■ **Instructions for the task**:
Each record should be given back exactly, with none missing.

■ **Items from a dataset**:

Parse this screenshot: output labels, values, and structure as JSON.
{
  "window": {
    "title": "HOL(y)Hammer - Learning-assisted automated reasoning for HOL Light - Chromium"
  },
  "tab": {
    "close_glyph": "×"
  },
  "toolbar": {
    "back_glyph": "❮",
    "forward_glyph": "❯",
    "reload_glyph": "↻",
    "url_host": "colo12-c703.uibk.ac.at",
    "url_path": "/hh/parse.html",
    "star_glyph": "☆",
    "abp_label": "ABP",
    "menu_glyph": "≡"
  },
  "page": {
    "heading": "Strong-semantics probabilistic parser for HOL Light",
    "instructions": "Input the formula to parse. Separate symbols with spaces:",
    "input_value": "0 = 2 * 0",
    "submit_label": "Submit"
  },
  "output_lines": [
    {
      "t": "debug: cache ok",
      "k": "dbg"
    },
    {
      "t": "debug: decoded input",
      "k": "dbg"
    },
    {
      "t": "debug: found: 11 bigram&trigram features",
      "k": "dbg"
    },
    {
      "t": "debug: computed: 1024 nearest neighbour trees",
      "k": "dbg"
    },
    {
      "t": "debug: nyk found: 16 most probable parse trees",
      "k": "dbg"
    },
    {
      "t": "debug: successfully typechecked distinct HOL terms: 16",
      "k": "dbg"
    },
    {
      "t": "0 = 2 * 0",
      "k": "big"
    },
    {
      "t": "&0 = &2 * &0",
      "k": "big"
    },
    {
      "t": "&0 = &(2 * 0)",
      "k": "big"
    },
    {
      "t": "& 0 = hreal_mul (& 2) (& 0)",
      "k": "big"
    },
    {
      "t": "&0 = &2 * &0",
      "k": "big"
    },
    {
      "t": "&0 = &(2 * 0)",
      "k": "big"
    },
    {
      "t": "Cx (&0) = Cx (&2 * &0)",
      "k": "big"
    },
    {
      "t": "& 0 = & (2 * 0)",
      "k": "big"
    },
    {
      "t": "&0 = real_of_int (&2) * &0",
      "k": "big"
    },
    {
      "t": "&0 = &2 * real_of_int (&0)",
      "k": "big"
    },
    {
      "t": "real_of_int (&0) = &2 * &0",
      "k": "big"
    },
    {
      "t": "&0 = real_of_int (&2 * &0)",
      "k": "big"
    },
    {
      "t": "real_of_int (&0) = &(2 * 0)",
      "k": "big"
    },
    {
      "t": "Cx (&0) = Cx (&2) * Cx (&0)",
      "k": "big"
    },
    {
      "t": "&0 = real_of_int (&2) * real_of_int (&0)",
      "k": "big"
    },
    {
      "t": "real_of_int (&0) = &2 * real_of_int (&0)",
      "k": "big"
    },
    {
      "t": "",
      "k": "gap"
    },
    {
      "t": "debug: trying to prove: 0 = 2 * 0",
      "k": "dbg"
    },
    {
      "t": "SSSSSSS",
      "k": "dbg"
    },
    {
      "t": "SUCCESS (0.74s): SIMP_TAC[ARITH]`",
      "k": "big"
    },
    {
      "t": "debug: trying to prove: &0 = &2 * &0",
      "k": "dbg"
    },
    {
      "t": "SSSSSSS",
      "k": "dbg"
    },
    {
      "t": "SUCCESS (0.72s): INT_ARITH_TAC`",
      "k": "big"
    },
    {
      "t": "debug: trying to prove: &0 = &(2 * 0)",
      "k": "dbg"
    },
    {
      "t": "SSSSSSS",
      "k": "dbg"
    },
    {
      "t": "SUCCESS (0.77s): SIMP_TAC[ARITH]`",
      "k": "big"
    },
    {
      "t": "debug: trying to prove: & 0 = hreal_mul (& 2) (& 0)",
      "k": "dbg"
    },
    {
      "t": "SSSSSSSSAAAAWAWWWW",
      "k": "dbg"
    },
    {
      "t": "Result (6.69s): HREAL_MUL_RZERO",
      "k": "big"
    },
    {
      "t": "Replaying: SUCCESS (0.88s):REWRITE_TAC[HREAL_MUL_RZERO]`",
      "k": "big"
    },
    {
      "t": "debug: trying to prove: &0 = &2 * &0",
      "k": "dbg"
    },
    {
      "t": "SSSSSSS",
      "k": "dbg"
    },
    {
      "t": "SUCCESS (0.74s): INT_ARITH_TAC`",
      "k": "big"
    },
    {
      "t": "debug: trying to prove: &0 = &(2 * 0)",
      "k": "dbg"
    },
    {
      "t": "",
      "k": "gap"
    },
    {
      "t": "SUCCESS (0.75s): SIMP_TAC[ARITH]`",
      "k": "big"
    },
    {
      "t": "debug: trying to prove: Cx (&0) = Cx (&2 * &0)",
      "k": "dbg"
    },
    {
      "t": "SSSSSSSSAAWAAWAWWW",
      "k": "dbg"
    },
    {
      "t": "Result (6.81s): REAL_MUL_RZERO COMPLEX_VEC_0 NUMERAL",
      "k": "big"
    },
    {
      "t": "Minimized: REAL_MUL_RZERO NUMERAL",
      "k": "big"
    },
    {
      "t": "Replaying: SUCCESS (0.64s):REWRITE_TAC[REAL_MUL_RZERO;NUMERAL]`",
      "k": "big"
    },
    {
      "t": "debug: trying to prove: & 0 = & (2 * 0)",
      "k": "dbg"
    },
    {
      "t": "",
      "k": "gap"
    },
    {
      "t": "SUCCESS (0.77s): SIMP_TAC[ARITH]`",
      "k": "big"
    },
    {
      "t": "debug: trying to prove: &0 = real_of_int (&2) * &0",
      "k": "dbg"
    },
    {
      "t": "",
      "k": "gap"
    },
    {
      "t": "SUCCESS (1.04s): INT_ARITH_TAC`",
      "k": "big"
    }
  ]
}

■ **Result of this task**:
Parse this screenshot: output labels, values, and structure as JSON.
{
  "window": {
    "title": "HOL(y)Hammer - Learning-assisted automated reasoning for HOL Light - Chromium"
  },
  "tab": {
    "close_glyph": "×"
  },
  "toolbar": {
    "back_glyph": "❮",
    "forward_glyph": "❯",
    "reload_glyph": "↻",
    "url_host": "colo12-c703.uibk.ac.at",
    "url_path": "/hh/parse.html",
    "star_glyph": "☆",
    "abp_label": "ABP",
    "menu_glyph": "≡"
  },
  "page": {
    "heading": "Strong-semantics probabilistic parser for HOL Light",
    "instructions": "Input the formula to parse. Separate symbols with spaces:",
    "input_value": "0 = 2 * 0",
    "submit_label": "Submit"
  },
  "output_lines": [
    {
      "t": "debug: cache ok",
      "k": "dbg"
    },
    {
      "t": "debug: decoded input",
      "k": "dbg"
    },
    {
      "t": "debug: found: 11 bigram&trigram features",
      "k": "dbg"
    },
    {
      "t": "debug: computed: 1024 nearest neighbour trees",
      "k": "dbg"
    },
    {
      "t": "debug: nyk found: 16 most probable parse trees",
      "k": "dbg"
    },
    {
      "t": "debug: successfully typechecked distinct HOL terms: 16",
      "k": "dbg"
    },
    {
      "t": "0 = 2 * 0",
      "k": "big"
    },
    {
      "t": "&0 = &2 * &0",
      "k": "big"
    },
    {
      "t": "&0 = &(2 * 0)",
      "k": "big"
    },
    {
      "t": "& 0 = hreal_mul (& 2) (& 0)",
      "k": "big"
    },
    {
      "t": "&0 = &2 * &0",
      "k": "big"
    },
    {
      "t": "&0 = &(2 * 0)",
      "k": "big"
    },
    {
      "t": "Cx (&0) = Cx (&2 * &0)",
      "k": "big"
    },
    {
      "t": "& 0 = & (2 * 0)",
      "k": "big"
    },
    {
      "t": "&0 = real_of_int (&2) * &0",
      "k": "big"
    },
    {
      "t": "&0 = &2 * real_of_int (&0)",
      "k": "big"
    },
    {
      "t": "real_of_int (&0) = &2 * &0",
      "k": "big"
    },
    {
      "t": "&0 = real_of_int (&2 * &0)",
      "k": "big"
    },
    {
      "t": "real_of_int (&0) = &(2 * 0)",
      "k": "big"
    },
    {
      "t": "Cx (&0) = Cx (&2) * Cx (&0)",
      "k": "big"
    },
    {
      "t": "&0 = real_of_int (&2) * real_of_int (&0)",
      "k": "big"
    },
    {
      "t": "real_of_int (&0) = &2 * real_of_int (&0)",
      "k": "big"
    },
    {
      "t": "",
      "k": "gap"
    },
    {
      "t": "debug: trying to prove: 0 = 2 * 0",
      "k": "dbg"
    },
    {
      "t": "SSSSSSS",
      "k": "dbg"
    },
    {
      "t": "SUCCESS (0.74s): SIMP_TAC[ARITH]`",
      "k": "big"
    },
    {
      "t": "debug: trying to prove: &0 = &2 * &0",
      "k": "dbg"
    },
    {
      "t": "SSSSSSS",
      "k": "dbg"
    },
    {
      "t": "SUCCESS (0.72s): INT_ARITH_TAC`",
      "k": "big"
    },
    {
      "t": "debug: trying to prove: &0 = &(2 * 0)",
      "k": "dbg"
    },
    {
      "t": "SSSSSSS",
      "k": "dbg"
    },
    {
      "t": "SUCCESS (0.77s): SIMP_TAC[ARITH]`",
      "k": "big"
    },
    {
      "t": "debug: trying to prove: & 0 = hreal_mul (& 2) (& 0)",
      "k": "dbg"
    },
    {
      "t": "SSSSSSSSAAAAWAWWWW",
      "k": "dbg"
    },
    {
      "t": "Result (6.69s): HREAL_MUL_RZERO",
      "k": "big"
    },
    {
      "t": "Replaying: SUCCESS (0.88s):REWRITE_TAC[HREAL_MUL_RZERO]`",
      "k": "big"
    },
    {
      "t": "debug: trying to prove: &0 = &2 * &0",
      "k": "dbg"
    },
    {
      "t": "SSSSSSS",
      "k": "dbg"
    },
    {
      "t": "SUCCESS (0.74s): INT_ARITH_TAC`",
      "k": "big"
    },
    {
      "t": "debug: trying to prove: &0 = &(2 * 0)",
      "k": "dbg"
    },
    {
      "t": "",
      "k": "gap"
    },
    {
      "t": "SUCCESS (0.75s): SIMP_TAC[ARITH]`",
      "k": "big"
    },
    {
      "t": "debug: trying to prove: Cx (&0) = Cx (&2 * &0)",
      "k": "dbg"
    },
    {
      "t": "SSSSSSSSAAWAAWAWWW",
      "k": "dbg"
    },
    {
      "t": "Result (6.81s): REAL_MUL_RZERO COMPLEX_VEC_0 NUMERAL",
      "k": "big"
    },
    {
      "t": "Minimized: REAL_MUL_RZERO NUMERAL",
      "k": "big"
    },
    {
      "t": "Replaying: SUCCESS (0.64s):REWRITE_TAC[REAL_MUL_RZERO;NUMERAL]`",
      "k": "big"
    },
    {
      "t": "debug: trying to prove: & 0 = & (2 * 0)",
      "k": "dbg"
    },
    {
      "t": "",
      "k": "gap"
    },
    {
      "t": "SUCCESS (0.77s): SIMP_TAC[ARITH]`",
      "k": "big"
    },
    {
      "t": "debug: trying to prove: &0 = real_of_int (&2) * &0",
      "k": "dbg"
    },
    {
      "t": "",
      "k": "gap"
    },
    {
      "t": "SUCCESS (1.04s): INT_ARITH_TAC`",
      "k": "big"
    }
  ]
}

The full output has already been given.